Students are praised frequently for active
participation and are routinely questioned
Teachers and principals intervene when any
student is not participating in the lesson.
Our students learn they have to pay attention.
How do we build a good work
We have independent work every day in
every subject—that is at the student’s
level, so we know they can do it.
Every assignment is graded and scored.
Students must complete ALL assigments.
RACS (Required Assignment Completion
Sessions) are provided for students who
are not completing assignments.
Saturday school is also available if
Students learn to work hard in our schools.
How do students earn their
Tests are based exactly on what has been
directly taught (no gotcha’s).
Daily work should be over 90% correct all
Students maintain a high rate of mastery
or we will intervene.
90% is expected and is a “B”.
Less than 80% is lack of mastery and is
Most students get A’s and B’s in our school
and they have earned them.
We honor REAL accomplishments
We give awards to students who get
100% on tests.
We only give A’s to work over 95%
Students who pass a level in Rocket Math
We post work of students who have fixed
up papers until they are perfect.
We celebrate groups and classes where all
students are at mastery.
How do students acquire a belief in

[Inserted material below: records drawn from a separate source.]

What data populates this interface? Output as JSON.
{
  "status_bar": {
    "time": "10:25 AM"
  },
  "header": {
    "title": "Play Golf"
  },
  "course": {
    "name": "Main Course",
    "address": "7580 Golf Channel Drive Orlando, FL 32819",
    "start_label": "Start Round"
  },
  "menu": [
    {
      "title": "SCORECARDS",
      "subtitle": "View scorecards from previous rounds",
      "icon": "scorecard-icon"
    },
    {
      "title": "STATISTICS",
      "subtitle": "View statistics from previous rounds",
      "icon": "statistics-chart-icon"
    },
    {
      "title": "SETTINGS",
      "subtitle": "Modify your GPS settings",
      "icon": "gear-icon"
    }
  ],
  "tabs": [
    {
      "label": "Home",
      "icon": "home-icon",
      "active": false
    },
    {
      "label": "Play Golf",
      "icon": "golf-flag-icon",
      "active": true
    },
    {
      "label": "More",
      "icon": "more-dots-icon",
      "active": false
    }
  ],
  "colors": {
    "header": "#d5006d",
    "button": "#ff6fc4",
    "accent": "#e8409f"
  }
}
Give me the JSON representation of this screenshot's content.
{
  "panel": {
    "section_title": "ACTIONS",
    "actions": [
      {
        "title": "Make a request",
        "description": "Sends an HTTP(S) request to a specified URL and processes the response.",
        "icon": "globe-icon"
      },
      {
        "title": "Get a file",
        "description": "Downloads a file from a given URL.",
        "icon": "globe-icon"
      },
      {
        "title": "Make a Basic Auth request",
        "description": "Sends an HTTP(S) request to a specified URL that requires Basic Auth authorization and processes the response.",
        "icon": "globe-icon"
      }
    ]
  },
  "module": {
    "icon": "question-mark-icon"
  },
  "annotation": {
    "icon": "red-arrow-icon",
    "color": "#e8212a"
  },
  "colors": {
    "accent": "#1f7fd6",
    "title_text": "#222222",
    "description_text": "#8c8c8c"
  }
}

They have paid attention.
They have done the required work.
They have shown what they know on
rigorous tests—not graded on a curve.
We have celebrated their very REAL
They realize they have accomplished this
through their own efforts.
Our students are well prepared
With us they learn:
1. Focused classroom behavior,
2. A good work ethic,
3. They have earned their own success,
4. To have belief in themselves.
If they have these things (and the skills
they need) they are bound to succeed!
Our new motto captures our
Our guarantee is that if students pay
attention and do their work they will learn
and get smart.
Then we can help them to be proud of their
Thank you for your attention!
I hope this has given you a sense of
how truly special the Arthur Academies